TASK GOAL:
Look through the listing underneath for "text", and copy every line that has it.

GIVEN RECORDS:
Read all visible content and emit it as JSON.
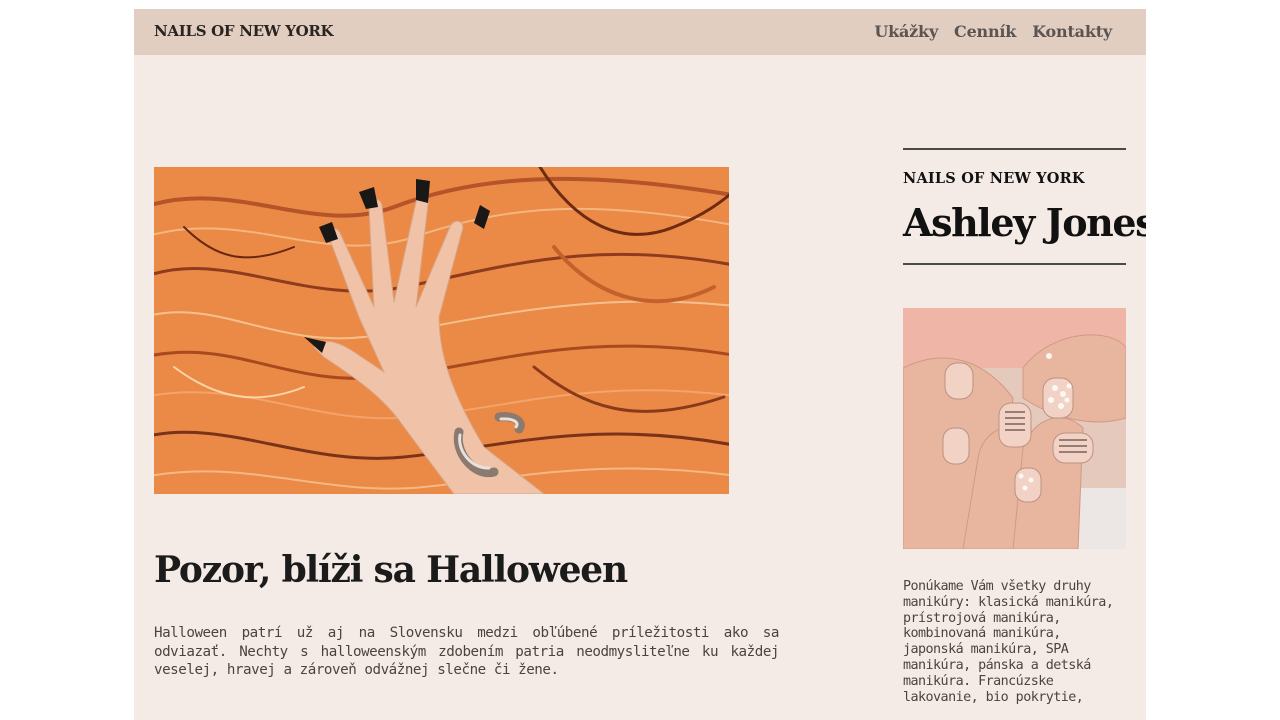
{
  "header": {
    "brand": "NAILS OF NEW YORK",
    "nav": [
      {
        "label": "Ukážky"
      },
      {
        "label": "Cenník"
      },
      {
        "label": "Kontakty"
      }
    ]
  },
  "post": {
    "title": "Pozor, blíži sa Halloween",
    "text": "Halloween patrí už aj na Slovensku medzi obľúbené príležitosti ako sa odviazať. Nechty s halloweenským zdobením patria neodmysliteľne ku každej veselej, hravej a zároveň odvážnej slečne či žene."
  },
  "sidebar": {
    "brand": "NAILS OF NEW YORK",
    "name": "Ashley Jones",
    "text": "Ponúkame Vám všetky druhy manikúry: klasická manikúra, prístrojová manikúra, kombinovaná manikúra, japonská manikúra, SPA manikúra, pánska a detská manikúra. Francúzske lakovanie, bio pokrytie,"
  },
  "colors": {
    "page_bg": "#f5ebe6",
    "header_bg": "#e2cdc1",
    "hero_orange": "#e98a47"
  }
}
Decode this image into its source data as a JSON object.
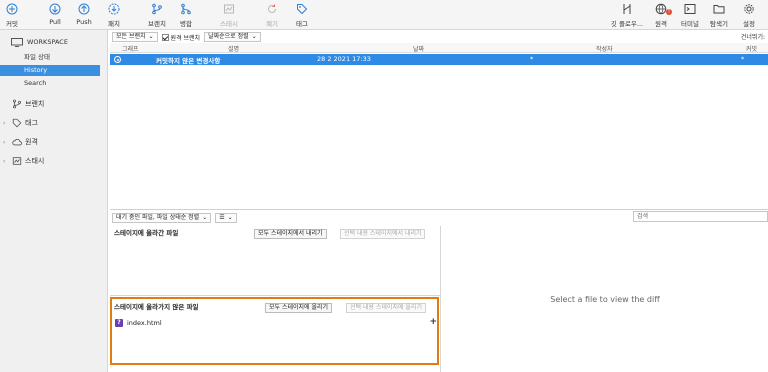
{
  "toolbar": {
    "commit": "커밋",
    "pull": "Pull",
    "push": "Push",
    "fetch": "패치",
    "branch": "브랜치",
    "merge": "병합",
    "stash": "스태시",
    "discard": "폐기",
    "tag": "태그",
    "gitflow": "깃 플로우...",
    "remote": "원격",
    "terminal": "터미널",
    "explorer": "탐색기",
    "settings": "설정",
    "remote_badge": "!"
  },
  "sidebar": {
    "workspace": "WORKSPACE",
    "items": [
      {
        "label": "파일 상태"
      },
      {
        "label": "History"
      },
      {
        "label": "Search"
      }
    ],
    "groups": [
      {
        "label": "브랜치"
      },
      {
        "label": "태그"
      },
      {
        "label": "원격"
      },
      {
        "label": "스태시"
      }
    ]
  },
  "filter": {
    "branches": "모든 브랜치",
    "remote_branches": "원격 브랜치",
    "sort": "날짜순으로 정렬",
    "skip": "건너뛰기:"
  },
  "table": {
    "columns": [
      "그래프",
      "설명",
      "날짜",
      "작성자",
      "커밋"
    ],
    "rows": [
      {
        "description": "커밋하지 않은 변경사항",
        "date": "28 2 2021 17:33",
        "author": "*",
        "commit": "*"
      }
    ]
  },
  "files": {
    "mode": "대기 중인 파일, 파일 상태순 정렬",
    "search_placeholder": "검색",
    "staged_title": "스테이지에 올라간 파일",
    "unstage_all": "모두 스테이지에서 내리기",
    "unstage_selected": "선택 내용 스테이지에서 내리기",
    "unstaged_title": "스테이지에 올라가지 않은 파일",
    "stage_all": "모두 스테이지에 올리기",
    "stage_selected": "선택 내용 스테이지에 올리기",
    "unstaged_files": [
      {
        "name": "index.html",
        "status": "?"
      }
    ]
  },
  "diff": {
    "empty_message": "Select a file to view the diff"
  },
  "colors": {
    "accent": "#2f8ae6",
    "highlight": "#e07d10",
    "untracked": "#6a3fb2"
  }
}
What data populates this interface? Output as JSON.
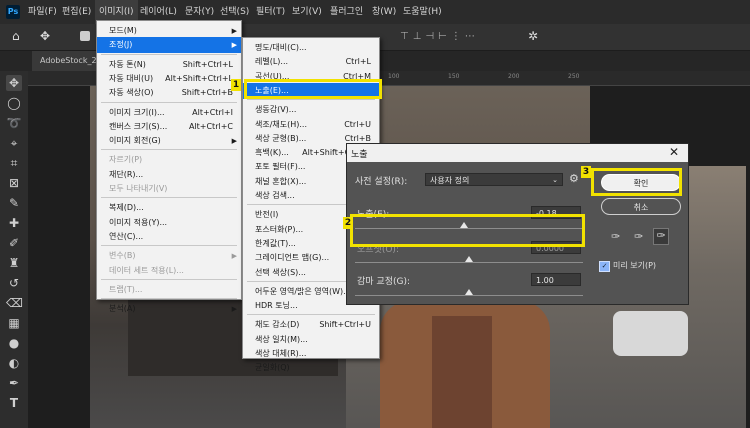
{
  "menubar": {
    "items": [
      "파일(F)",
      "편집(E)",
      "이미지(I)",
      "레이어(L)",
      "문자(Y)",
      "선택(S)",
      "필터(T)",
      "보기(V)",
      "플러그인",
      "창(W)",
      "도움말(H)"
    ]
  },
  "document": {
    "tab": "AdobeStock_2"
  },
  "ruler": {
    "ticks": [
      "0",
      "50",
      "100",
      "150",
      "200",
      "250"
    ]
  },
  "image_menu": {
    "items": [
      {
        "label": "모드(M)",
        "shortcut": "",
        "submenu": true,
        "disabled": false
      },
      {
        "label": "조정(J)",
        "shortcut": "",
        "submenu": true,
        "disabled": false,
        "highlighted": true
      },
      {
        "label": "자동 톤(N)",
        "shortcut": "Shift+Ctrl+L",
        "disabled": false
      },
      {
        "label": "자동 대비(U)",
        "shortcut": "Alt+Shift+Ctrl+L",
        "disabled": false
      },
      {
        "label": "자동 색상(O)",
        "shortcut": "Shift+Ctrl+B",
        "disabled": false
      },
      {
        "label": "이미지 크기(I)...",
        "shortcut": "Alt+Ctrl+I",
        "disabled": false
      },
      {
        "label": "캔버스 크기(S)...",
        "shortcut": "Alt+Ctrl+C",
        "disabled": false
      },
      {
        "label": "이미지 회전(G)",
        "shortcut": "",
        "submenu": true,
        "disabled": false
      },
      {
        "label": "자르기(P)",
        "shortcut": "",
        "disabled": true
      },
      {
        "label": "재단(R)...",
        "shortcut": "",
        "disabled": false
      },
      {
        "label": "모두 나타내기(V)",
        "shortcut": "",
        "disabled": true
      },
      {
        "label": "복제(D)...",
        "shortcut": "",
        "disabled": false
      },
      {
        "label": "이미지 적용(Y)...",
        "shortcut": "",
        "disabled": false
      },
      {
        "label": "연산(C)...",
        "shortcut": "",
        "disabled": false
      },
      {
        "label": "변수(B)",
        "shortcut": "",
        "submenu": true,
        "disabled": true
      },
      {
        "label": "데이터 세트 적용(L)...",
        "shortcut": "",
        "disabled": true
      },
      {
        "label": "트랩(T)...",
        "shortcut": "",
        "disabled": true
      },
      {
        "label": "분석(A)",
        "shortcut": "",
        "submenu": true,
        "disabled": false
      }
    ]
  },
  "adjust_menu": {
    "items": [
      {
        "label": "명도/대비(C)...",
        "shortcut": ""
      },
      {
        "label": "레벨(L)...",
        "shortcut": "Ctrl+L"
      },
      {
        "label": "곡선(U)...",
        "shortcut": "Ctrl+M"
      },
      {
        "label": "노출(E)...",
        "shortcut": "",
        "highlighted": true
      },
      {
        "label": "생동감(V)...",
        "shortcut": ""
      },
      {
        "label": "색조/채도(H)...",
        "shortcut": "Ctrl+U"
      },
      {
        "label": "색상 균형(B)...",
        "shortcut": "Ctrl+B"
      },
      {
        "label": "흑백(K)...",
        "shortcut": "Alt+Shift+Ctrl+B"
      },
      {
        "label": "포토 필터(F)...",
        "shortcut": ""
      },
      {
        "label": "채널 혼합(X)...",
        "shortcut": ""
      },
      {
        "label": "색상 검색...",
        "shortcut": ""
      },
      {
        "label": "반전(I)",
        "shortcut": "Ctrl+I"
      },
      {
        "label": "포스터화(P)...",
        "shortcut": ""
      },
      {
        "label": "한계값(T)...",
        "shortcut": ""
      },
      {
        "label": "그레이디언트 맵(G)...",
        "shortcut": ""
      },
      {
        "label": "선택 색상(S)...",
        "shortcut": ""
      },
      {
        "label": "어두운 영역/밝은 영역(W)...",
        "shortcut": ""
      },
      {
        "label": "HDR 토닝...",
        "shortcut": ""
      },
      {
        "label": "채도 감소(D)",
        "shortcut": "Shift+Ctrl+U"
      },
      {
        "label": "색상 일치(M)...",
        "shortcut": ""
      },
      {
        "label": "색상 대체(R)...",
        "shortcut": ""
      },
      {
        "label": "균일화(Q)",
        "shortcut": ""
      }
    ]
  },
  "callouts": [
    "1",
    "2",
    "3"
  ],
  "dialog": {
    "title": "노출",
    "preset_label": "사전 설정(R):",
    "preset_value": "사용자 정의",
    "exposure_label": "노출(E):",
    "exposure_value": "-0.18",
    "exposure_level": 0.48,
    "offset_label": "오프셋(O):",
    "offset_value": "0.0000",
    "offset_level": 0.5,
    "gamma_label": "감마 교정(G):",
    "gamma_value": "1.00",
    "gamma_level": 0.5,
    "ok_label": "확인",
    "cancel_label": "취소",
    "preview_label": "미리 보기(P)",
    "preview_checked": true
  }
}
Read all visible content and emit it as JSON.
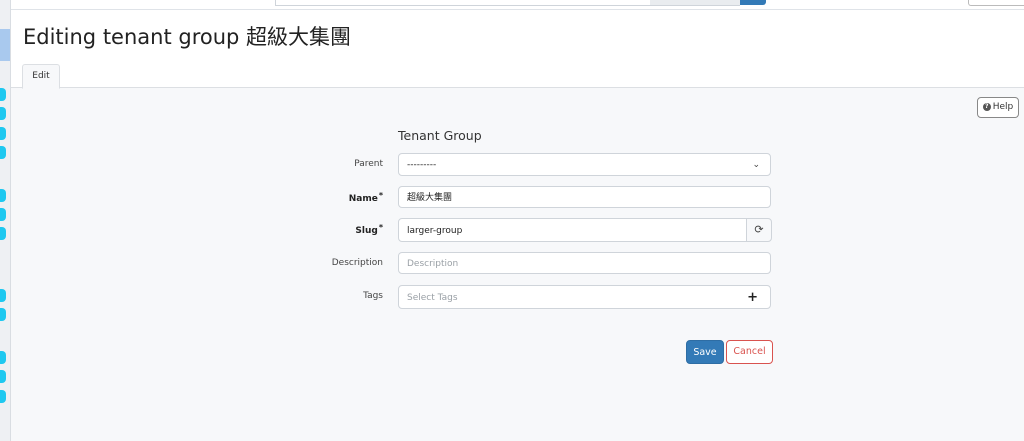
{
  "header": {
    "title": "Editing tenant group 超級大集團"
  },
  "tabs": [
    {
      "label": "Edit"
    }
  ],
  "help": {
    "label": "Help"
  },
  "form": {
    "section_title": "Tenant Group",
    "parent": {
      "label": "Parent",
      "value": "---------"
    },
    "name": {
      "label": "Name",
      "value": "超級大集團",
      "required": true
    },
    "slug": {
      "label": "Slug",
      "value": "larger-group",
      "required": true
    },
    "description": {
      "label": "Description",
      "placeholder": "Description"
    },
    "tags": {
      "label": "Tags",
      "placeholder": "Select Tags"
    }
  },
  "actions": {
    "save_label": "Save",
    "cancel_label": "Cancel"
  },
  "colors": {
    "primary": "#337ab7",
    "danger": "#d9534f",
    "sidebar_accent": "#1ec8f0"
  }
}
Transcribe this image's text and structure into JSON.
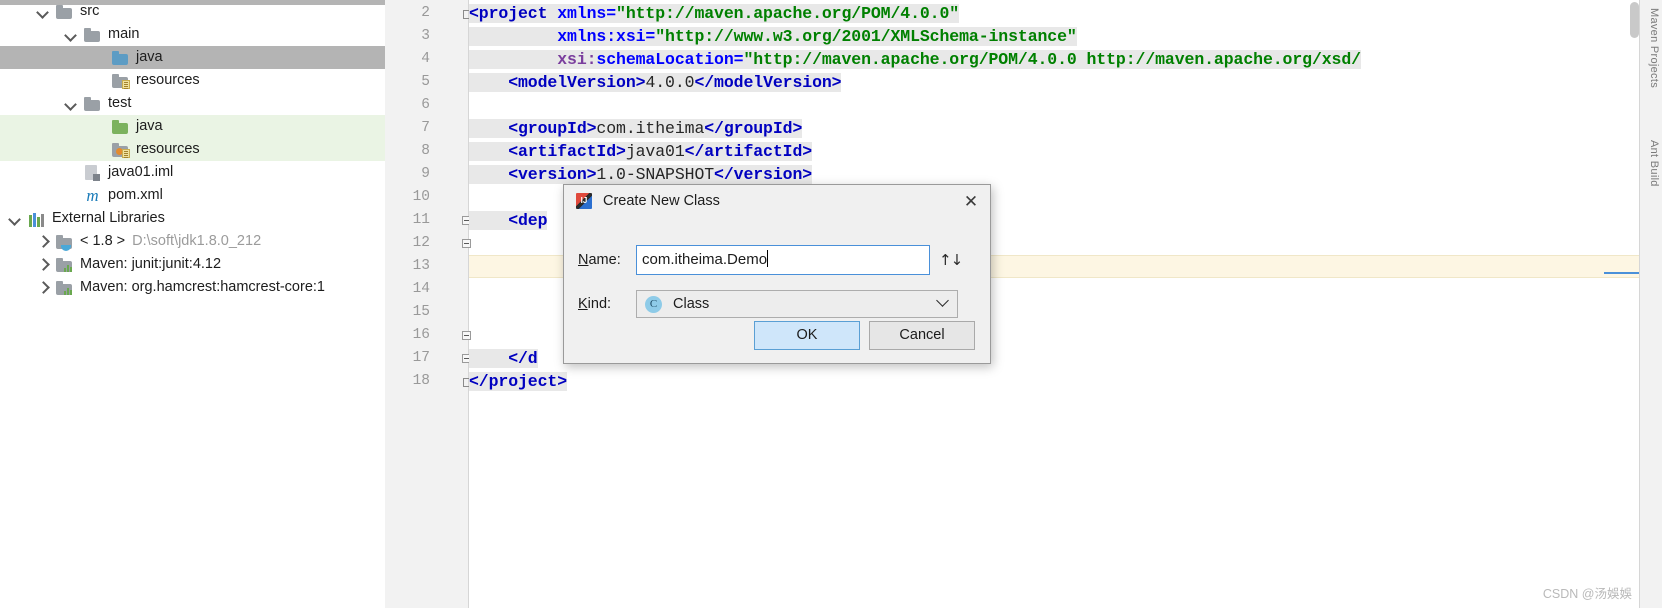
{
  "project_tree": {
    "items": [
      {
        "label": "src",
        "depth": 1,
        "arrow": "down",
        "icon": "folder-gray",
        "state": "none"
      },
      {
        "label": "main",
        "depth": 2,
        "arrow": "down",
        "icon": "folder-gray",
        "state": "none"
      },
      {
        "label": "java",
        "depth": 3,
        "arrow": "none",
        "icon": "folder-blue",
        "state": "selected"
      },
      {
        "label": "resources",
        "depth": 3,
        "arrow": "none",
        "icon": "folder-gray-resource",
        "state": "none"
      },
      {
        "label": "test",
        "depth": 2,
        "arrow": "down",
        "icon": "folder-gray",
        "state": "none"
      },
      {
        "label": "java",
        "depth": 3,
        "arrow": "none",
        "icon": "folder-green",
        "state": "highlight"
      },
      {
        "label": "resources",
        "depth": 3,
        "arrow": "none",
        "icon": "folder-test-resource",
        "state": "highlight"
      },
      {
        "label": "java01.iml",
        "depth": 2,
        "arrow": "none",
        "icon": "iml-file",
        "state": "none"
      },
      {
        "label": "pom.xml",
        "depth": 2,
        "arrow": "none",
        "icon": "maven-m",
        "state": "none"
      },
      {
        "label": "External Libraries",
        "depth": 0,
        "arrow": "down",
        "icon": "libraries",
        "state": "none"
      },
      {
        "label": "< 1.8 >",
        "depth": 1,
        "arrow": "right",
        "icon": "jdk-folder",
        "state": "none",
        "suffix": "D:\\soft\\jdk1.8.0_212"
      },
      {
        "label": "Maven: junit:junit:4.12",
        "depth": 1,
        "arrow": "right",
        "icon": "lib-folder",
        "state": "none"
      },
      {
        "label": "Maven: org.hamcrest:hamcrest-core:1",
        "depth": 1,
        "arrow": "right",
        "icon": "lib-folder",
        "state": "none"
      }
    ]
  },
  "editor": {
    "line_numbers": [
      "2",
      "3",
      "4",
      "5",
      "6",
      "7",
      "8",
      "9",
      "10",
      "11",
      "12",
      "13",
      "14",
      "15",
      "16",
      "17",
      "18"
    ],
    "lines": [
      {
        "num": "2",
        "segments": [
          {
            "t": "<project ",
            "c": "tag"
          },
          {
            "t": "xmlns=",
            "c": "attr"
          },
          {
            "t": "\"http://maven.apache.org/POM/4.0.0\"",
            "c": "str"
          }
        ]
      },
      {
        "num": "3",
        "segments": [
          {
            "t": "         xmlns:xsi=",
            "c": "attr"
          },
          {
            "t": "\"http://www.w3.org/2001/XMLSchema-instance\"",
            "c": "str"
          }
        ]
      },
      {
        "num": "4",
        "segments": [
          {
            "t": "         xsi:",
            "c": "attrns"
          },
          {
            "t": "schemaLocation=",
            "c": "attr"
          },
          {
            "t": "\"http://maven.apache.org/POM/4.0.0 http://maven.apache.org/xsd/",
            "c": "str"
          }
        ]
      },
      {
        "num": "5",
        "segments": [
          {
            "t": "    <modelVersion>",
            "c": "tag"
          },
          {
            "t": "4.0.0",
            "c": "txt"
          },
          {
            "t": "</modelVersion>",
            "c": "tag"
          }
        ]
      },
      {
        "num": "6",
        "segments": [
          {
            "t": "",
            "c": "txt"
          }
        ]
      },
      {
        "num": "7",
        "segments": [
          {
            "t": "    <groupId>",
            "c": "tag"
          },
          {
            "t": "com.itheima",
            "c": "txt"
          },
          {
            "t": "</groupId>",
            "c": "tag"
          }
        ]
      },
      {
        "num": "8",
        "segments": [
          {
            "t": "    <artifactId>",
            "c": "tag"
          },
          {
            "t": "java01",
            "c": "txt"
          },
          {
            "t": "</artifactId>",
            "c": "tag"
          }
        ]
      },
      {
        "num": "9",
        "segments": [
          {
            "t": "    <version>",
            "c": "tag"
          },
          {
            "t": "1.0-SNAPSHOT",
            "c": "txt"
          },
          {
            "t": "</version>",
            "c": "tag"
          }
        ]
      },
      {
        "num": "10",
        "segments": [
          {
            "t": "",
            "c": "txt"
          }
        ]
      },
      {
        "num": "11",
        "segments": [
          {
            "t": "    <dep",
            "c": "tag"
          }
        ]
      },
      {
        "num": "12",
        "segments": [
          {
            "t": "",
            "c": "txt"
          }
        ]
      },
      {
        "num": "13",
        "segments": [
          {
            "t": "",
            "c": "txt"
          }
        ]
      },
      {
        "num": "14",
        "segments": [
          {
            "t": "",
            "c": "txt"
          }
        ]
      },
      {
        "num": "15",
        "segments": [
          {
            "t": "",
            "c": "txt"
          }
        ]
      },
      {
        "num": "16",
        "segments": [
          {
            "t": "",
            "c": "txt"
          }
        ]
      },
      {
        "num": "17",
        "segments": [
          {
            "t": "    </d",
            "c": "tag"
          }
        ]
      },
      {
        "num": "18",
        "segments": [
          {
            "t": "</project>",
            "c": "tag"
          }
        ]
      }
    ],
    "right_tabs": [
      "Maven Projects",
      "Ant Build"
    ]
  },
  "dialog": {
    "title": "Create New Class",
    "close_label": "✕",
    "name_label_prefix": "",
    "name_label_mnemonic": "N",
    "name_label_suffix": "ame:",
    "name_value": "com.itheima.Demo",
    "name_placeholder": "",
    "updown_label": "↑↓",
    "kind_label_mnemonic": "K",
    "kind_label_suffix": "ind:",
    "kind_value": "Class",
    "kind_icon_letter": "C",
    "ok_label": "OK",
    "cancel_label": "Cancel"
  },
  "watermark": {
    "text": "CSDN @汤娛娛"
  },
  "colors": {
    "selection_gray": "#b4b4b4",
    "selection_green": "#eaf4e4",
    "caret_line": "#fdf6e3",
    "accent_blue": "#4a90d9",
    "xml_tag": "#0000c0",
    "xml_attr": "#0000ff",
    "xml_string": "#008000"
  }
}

ANSWER AREA:
    "text": "Halloween patrí už aj na Slovensku medzi obľúbené príležitosti ako sa odviazať. Nechty s halloweenským zdobením patria neodmysliteľne ku každej veselej, hravej a zároveň odvážnej slečne či žene."
    "text": "Ponúkame Vám všetky druhy manikúry: klasická manikúra, prístrojová manikúra, kombinovaná manikúra, japonská manikúra, SPA manikúra, pánska a detská manikúra. Francúzske lakovanie, bio pokrytie,"
Transcribe this image's text and structure into JSON.
    "text": "CSDN @汤娛娛"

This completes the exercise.